    BACKGROUND/AIMS: Bile duct cells are known to be susceptible to hepatitis B and C virus, while it has been recently suggested that hepatitis b virus (HBV) and hepatitis c virus (HCV) infection may have a direct role in the pathogenesis of vanishing bile duct syndrome (VBDS) after liver transplantation. We report the development of a cholestatic syndrome associated with bile duct damage and loss in four HCV-infected renal transplant recipients. methods: All four patients were followed up biochemically, serologically and with consecutive liver biopsies. serum HCV rna was quantitatively assessed and genotyping was performed. RESULTS: Three patients were anti-HCV negative and one was anti-HCV/HBsAg positive at the time of transplantation and received the combination of methylprednisolone, azathioprine and cyclosporine A. Two patients became anti-HCV positive 1 year and one patient 3 years post-transplantation.

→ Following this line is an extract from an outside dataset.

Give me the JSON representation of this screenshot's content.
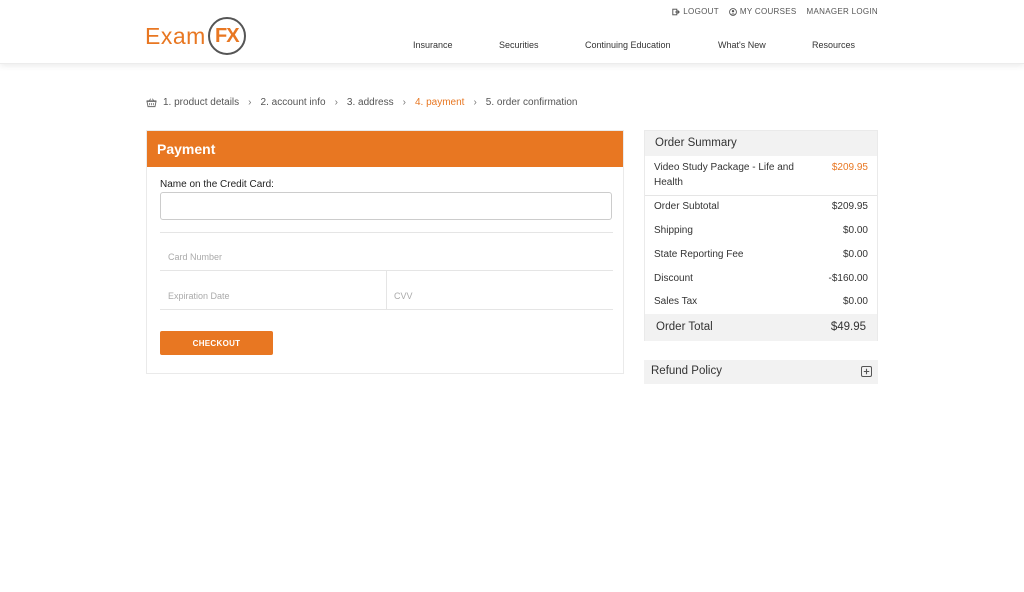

Elevation of the cholestatic enzymes appeared simultaneously with seroconversion, or 2-4 years later, and was related to lesions of the small-sized interlobular bile ducts. Early bile duct lesions were characterized by degenerative changes of the epithelium. Late and more severe bile duct damage was associated with bile duct loss. The progression of the cholestatic syndrome coincided with high HCV rna serum levels, while HCV genotype was 1a and 1b. Two patients (one with HBV co-infection) developed progressive VBDS and died of liver failure 2 and 3 years after biochemical onset. One patient, despite developing VBDS within a 10-month period, showed marked improvement of liver function after cessation of immunosuppression because of graft loss. The fourth patient, who had mild biochemical and histological bile duct changes, almost normalized liver function tests after withdrawal of azathioprine. CONCLUSION: A progressive cholestatic syndrome due to bile duct damage and loss may develop in renal transplant patients with HCV infection. The occurrence of the lesions after the appearance of anti-HCV antibodies and the high HCV rna levels are indicative of viral involvement in the pathogenesis. Withdrawal of immunosuppressive therapy may have a beneficial effect on the outcome of the disease.
- - - - - - - - - -
ranking = 13
keywords = duct
(Clic here for more details about this article)
| Next ->


Leave a message about 'Cholestasis, Intrahepatic'


We do not evaluate or guarantee the accuracy of any content in this site. Click here for the full disclaimer.